» ACTIVITY: Report every line of the listing below in which the string "Best" occurs.

» RECORDED DATA:
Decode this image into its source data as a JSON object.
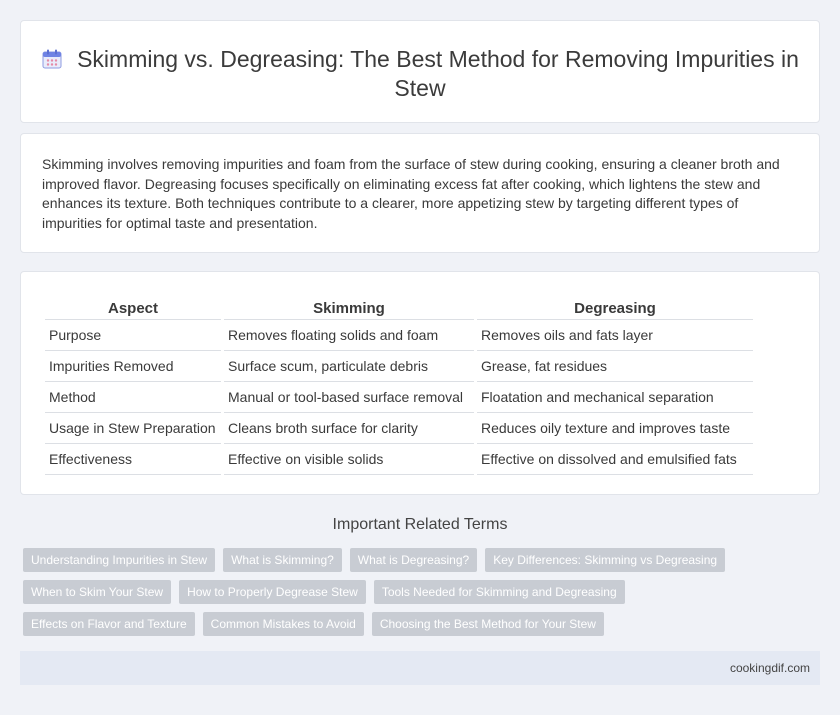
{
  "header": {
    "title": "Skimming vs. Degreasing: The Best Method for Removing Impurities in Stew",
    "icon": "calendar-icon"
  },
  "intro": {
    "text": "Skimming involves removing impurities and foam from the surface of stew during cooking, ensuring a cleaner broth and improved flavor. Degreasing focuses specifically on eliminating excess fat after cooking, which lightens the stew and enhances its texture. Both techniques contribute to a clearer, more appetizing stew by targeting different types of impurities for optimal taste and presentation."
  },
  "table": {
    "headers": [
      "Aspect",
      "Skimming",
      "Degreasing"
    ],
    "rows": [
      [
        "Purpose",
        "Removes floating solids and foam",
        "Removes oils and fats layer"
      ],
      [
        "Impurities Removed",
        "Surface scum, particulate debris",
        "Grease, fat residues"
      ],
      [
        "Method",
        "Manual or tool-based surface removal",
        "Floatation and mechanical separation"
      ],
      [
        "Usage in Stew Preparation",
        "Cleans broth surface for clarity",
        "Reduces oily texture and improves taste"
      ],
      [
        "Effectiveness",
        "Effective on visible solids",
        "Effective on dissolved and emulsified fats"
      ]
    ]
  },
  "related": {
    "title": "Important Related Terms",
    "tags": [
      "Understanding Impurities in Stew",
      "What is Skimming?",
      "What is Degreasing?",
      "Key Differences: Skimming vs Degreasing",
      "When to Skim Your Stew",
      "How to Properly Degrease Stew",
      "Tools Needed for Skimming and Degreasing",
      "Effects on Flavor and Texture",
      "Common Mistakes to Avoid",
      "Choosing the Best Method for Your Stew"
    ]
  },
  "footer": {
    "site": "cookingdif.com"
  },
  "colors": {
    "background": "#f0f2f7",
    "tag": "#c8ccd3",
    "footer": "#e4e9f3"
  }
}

» EXERCISE ANSWER:
    "title": "Skimming vs. Degreasing: The Best Method for Removing Impurities in Stew",
      "Choosing the Best Method for Your Stew"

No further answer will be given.